You are being redirected because this document is part of your ASTM Compass® subscription.
    This document is part of your ASTM Compass® subscription.

    If you are an ASTM Compass Subscriber and this document is part of your subscription, you can access it for free at ASTM Compass
    Volume 7, Issue 5 (October 2018)

    Special Issue Paper

    Cavitation Erosion Performance of Steel, Ceramics, Carbide, and Victrex PEEK Materials

    (Received 6 February 2018; accepted 27 August 2018)

    Published Online: 19 October 2018

    CODEN: MPCACD

      Format Pages Price  
    PDF (1.59 MB) 14 $25   ADD TO CART

    Cite this document

    X Add email address send
    X
      .RIS For RefWorks, EndNote, ProCite, Reference Manager, Zoteo, and many others.   .DOCX For Microsoft Word



    Abstract

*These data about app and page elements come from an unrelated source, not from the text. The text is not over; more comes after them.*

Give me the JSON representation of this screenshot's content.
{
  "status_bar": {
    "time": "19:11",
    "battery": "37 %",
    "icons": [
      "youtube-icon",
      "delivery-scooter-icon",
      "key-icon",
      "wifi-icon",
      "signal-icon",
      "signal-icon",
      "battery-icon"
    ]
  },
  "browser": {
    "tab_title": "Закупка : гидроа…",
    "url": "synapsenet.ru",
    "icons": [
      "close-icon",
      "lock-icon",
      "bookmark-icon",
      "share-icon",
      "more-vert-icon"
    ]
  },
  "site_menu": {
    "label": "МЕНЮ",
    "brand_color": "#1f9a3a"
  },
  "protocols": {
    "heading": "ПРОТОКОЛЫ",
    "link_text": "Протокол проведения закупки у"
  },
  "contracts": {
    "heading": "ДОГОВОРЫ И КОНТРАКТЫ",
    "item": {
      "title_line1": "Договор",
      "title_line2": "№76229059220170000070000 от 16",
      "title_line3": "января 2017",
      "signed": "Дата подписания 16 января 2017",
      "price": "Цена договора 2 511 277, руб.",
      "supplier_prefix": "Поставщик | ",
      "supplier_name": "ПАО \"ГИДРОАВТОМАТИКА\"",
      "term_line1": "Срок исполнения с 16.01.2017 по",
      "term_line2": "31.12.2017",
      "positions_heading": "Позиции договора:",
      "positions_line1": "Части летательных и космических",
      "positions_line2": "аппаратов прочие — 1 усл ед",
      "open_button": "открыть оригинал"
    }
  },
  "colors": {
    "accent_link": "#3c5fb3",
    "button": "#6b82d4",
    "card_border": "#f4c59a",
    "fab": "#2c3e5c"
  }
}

    Cavitation erosion has to be taken into consideration during material selection in many industrial sectors, e.g., offshore, marine, and oil and gas, in which components operate under severe working conditions. The cavitation erosion equipment, located at the University of Southampton, uses a vibratory apparatus to compare, rank, and characterize the cavitation erosion performance of materials. This article highlights some of the results obtained from industrial research (consultancy) work employing a Hielscher UIP1000hd 20 kHz ultrasonic transducer (Hielscher Ultrasonics GmbH, Teltow, Germany). The transducer is attached to a titanium horn to induce the formation and collapse of cavities in a liquid, creating erosion (material loss) of the specimen undergoing testing. The results from erosion cavitation testing (in accordance with ASTM G32-16, Standard Test Method for Cavitation Erosion Using Vibratory Apparatus (Superseded)) of two commercially available steels are presented herein and are shown to have less resistance to cavitation when compared to polyether(ether ketone), ceramic, and carbide materials. These materials are presented, along with Nickel 200, which was used to normalize the results. A plot of cumulative erosion versus exposure time was determined by periodic interruption of the test.

    Author Information:

    Court, Spencer
    nC2 Consulting, Faculty of Engineering and the Environment, University of Southampton, Southampton,

    Corni, Ilaria
    nC2 Consulting, Faculty of Engineering and the Environment, University of Southampton, Southampton,

    Symonds, Nicola
    nC2 Consulting, Faculty of Engineering and the Environment, University of Southampton, Southampton,


    Stock #: MPC20180027

    ISSN:2379-1365

    DOI: 10.1520/MPC20180027

    Author
    Title Cavitation Erosion Performance of Steel, Ceramics, Carbide, and Victrex PEEK Materials
    Symposium ,
    Committee G02